Music has served as the backdrop for celebrations, wars, family gatherings, rallies, riots, insurrections, and inaugurations. More specifically, sheet music served as an early form of social media, spreading messages through catchy tunes and attracting passers-by with colorful covers. Historically, content creators like composers and movie producers and today's Instagram advertisers have known that music can evoke emotions in ways words cannot, often without audiences realizing it's happening.

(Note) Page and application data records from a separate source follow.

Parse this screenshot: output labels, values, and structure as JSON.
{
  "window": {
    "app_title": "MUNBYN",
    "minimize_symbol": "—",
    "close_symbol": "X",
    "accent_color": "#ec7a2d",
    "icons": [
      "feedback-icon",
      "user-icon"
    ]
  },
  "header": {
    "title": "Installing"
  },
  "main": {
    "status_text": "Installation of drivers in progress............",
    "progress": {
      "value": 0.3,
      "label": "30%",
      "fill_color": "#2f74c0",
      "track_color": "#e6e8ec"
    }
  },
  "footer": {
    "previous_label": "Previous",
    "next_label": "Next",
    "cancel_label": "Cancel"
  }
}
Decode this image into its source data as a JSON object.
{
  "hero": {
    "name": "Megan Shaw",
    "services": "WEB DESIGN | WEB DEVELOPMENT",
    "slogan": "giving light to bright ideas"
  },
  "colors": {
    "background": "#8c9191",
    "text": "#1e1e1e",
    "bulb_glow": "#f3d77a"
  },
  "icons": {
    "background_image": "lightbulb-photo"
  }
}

Music has been used in every social movement to inspire people to join and to provide legitimacy for that movement. Ultimately, music has spurred on causes such as suffrage and abolition, but it has also supported more nefarious ideologies, including the movement for white supremacy. Unfortunately, it has never been easier to join the white supremacy movement-- flyers for the Proud Boys (self-identified Western chauvinists named after a song composed for Disney's Aladdin) can be found on Florida street lamps (see below). Hateful groups are being created on social media platforms almost as quickly as the platforms can remove them, driving users to fringe, less regulated echo chambers. Although music is no longer the primary tool for recruiting members into the white supremacist movement, it remains a strong channel for bringing curious minds into the fold as well as a platform for disseminating hate.

Content Warning

This exhibit contains explicitly racist, sexist, xenophobic, and other uncensored offensive language. The exhibit aims not to promote or otherwise celebrate these materials, but to use items of intolerance as teaching tools. You can read more about our efforts to catalogue and contextualize harmful content in our music collections.

Proud Boys flyer (website link removed)

This exhibit situates a few selections of historic sheet music from the Lester Levy Collection within the broader context of the white supremacist movement in the United States, dividing the movement chronologically into four sections: the Civil War, minstrelsy, the Ku Klux Klan, and the modern era. These songs were amassed over the lifetime of Lester Levy, a sheet music collector that recognized the important role sheet music has played throughout history. While Levy's collection focuses on music from more mainstream threads (vaudeville, broadway, etc.), he also sought to preserve songs from the darker corners of US history so students and scholars could confront them.

Defining the Movement

In defining white supremacy, the Anti-Defamation League lists four core ideologies, each of which can be found in the songs explored in this exhibit: 

  1. Whites should have dominance over people of other backgrounds
  2. Whites should live by themselves in a whites-only society
  3. White people have their own "culture" that is superior to other cultures
  4. White people are genetically superior to other people

Of course, the presence of these ideologies has migrated within the history of the movement. For example, #1 was arguably the root cause of the Civil War, #2 was a stated goal of the Ku Klux Klan, and the minstrelsy movement falls more into #3 and #4.

Common Threads

Below are the threads and common themes that remain consistent throughout the sheet music in this exhibit, and closely match the core ideologies of white supremacy as listed above by the ADL:

  1. The claimed biological superiority and unique ancestry of the white race
  2. Claims of 'white genocide' and fears of loss of white culture
  3. Recruitment through expressions of pride, solidarity, love, and loyalty rather than overt anger, outrage, and violence
  4. Anti-Semitism and anti-Catholicism in addition to anti-Black sentiment